Unlike nursing home employees, home aides remain a largely unregulated entity. Many home aides are unlicensed and are not subject to the same criminal background checks as nursing home employees. The number of home health care workers for the elderly is on the rise. Currently, there are 1.6 million people employed in the home health care industry.
An incident involving an 85-year-old Priscilla Stovall, who was lethally drugged by her home care aid, draws attention to the need for extensive criminal background checks and ongoing monitoring of home aids who work with the elderly. Although Ms. Stovall’s aid was hired by an agency which specializes in providing home care workers for the elderly, the worker had an extensive criminal background. The worker had a criminal background involving domestic assault, drug smuggling and had done time in prison.
Conducting criminal background checks for the health care workers can be difficult because there is no centralized database with employee information. In a recent Michigan State University study sponsored by Centers for Medicare & Medicaid Services, researchers screened 214,167 people who held or sought jobs working with the elderly. Of the sample group, 5,462 had criminal histories which should have excluded them from the position. Read more about abuse among home care aids amongst the elderly in the Wall Street Journal here.
Before hiring a home care worker for an elderly person or yourself, keep the following in mind:
- Do a criminal background check through a local police department or licensed investigator
- Check all references

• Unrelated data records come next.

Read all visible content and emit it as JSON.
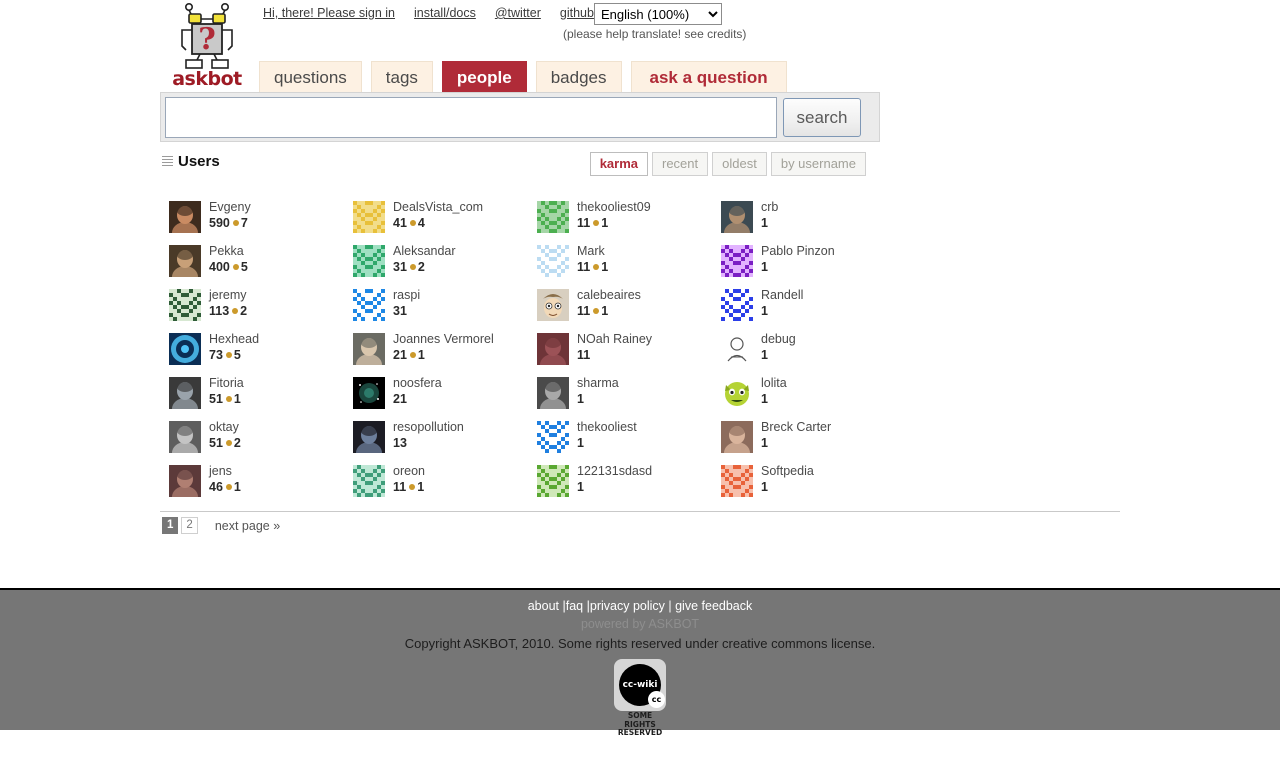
{
  "header": {
    "logo_text": "askbot",
    "logo_alt": "askbot-robot-logo",
    "links": [
      {
        "label": "Hi, there! Please sign in",
        "name": "sign-in-link"
      },
      {
        "label": "install/docs",
        "name": "install-docs-link"
      },
      {
        "label": "@twitter",
        "name": "twitter-link"
      },
      {
        "label": "github",
        "name": "github-link"
      }
    ],
    "language": {
      "selected": "English (100%)",
      "options": [
        "English (100%)"
      ]
    },
    "translate_note": "(please help translate! see credits)"
  },
  "tabs": [
    {
      "label": "questions",
      "active": false
    },
    {
      "label": "tags",
      "active": false
    },
    {
      "label": "people",
      "active": true
    },
    {
      "label": "badges",
      "active": false
    },
    {
      "label": "ask a question",
      "active": false,
      "style": "ask"
    }
  ],
  "search": {
    "value": "",
    "placeholder": "",
    "button_label": "search"
  },
  "users_section": {
    "title": "Users",
    "sorts": [
      {
        "label": "karma",
        "active": true
      },
      {
        "label": "recent",
        "active": false
      },
      {
        "label": "oldest",
        "active": false
      },
      {
        "label": "by username",
        "active": false
      }
    ]
  },
  "users": [
    {
      "name": "Evgeny",
      "karma": "590",
      "badge": "7",
      "avatar": "photo",
      "c1": "#3d2b1e",
      "c2": "#c98b63"
    },
    {
      "name": "DealsVista_com",
      "karma": "41",
      "badge": "4",
      "avatar": "identicon",
      "c1": "#e8c03a",
      "c2": "#f2dd8a"
    },
    {
      "name": "thekooliest09",
      "karma": "11",
      "badge": "1",
      "avatar": "identicon",
      "c1": "#4caf50",
      "c2": "#a5d6a7"
    },
    {
      "name": "crb",
      "karma": "1",
      "badge": "",
      "avatar": "photo",
      "c1": "#3c4a52",
      "c2": "#b08f70"
    },
    {
      "name": "Pekka",
      "karma": "400",
      "badge": "5",
      "avatar": "photo",
      "c1": "#4a3a28",
      "c2": "#c8a078"
    },
    {
      "name": "Aleksandar",
      "karma": "31",
      "badge": "2",
      "avatar": "identicon",
      "c1": "#2fa86b",
      "c2": "#9fe0c2"
    },
    {
      "name": "Mark",
      "karma": "11",
      "badge": "1",
      "avatar": "identicon",
      "c1": "#bcdcf2",
      "c2": "#ffffff"
    },
    {
      "name": "Pablo Pinzon",
      "karma": "1",
      "badge": "",
      "avatar": "identicon",
      "c1": "#7b1fc4",
      "c2": "#e2b3ff"
    },
    {
      "name": "jeremy",
      "karma": "113",
      "badge": "2",
      "avatar": "identicon",
      "c1": "#2f5c38",
      "c2": "#d7e8d2"
    },
    {
      "name": "raspi",
      "karma": "31",
      "badge": "",
      "avatar": "identicon",
      "c1": "#1e88e5",
      "c2": "#ffffff"
    },
    {
      "name": "calebeaires",
      "karma": "11",
      "badge": "1",
      "avatar": "cartoon",
      "c1": "#d8cfc0",
      "c2": "#8a6f4a"
    },
    {
      "name": "Randell",
      "karma": "1",
      "badge": "",
      "avatar": "identicon",
      "c1": "#2b3ee8",
      "c2": "#ffffff"
    },
    {
      "name": "Hexhead",
      "karma": "73",
      "badge": "5",
      "avatar": "circle",
      "c1": "#0b2e55",
      "c2": "#4fc3f7"
    },
    {
      "name": "Joannes Vermorel",
      "karma": "21",
      "badge": "1",
      "avatar": "photo",
      "c1": "#6b6b63",
      "c2": "#d9c6ad"
    },
    {
      "name": "NOah Rainey",
      "karma": "11",
      "badge": "",
      "avatar": "photo",
      "c1": "#6e3438",
      "c2": "#9c5257"
    },
    {
      "name": "debug",
      "karma": "1",
      "badge": "",
      "avatar": "sketch",
      "c1": "#ffffff",
      "c2": "#555555"
    },
    {
      "name": "Fitoria",
      "karma": "51",
      "badge": "1",
      "avatar": "photo",
      "c1": "#3a3a3a",
      "c2": "#9aa3ab"
    },
    {
      "name": "noosfera",
      "karma": "21",
      "badge": "",
      "avatar": "space",
      "c1": "#000000",
      "c2": "#2f7f6f"
    },
    {
      "name": "sharma",
      "karma": "1",
      "badge": "",
      "avatar": "photo",
      "c1": "#4a4a4a",
      "c2": "#a9a9a9"
    },
    {
      "name": "lolita",
      "karma": "1",
      "badge": "",
      "avatar": "monster",
      "c1": "#b5d334",
      "c2": "#8aa81f"
    },
    {
      "name": "oktay",
      "karma": "51",
      "badge": "2",
      "avatar": "photo",
      "c1": "#5e5e5e",
      "c2": "#c4c4c4"
    },
    {
      "name": "resopollution",
      "karma": "13",
      "badge": "",
      "avatar": "photo",
      "c1": "#1c1c24",
      "c2": "#6d7f9c"
    },
    {
      "name": "thekooliest",
      "karma": "1",
      "badge": "",
      "avatar": "identicon",
      "c1": "#1f7fe0",
      "c2": "#ffffff"
    },
    {
      "name": "Breck Carter",
      "karma": "1",
      "badge": "",
      "avatar": "photo",
      "c1": "#8c6b5c",
      "c2": "#d9b49c"
    },
    {
      "name": "jens",
      "karma": "46",
      "badge": "1",
      "avatar": "photo",
      "c1": "#5c3a3a",
      "c2": "#b07f72"
    },
    {
      "name": "oreon",
      "karma": "11",
      "badge": "1",
      "avatar": "identicon",
      "c1": "#3f9e7a",
      "c2": "#bfe8d6"
    },
    {
      "name": "122131sdasd",
      "karma": "1",
      "badge": "",
      "avatar": "identicon",
      "c1": "#5aa832",
      "c2": "#cfe8b8"
    },
    {
      "name": "Softpedia",
      "karma": "1",
      "badge": "",
      "avatar": "identicon",
      "c1": "#e8623a",
      "c2": "#f7c0ad"
    }
  ],
  "pager": {
    "pages": [
      {
        "label": "1",
        "current": true
      },
      {
        "label": "2",
        "current": false
      }
    ],
    "next_label": "next page »"
  },
  "footer": {
    "links": [
      {
        "label": "about"
      },
      {
        "label": "faq"
      },
      {
        "label": "privacy policy"
      },
      {
        "label": "give feedback"
      }
    ],
    "powered": "powered by ASKBOT",
    "copyright": "Copyright ASKBOT, 2010. Some rights reserved under creative commons license.",
    "cc_label": "cc-wiki",
    "cc_mini": "cc",
    "cc_rights_line1": "SOME RIGHTS",
    "cc_rights_line2": "RESERVED"
  },
  "colors": {
    "accent_red": "#b02b38",
    "tab_cream": "#fdf1e3",
    "footer_gray": "#767676",
    "badge_gold": "#cc9a2b"
  }
}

- Conduct face-to-face interviews
- Look to the U.S. Administration on Agings website
- Check names in the national sex-offender registry website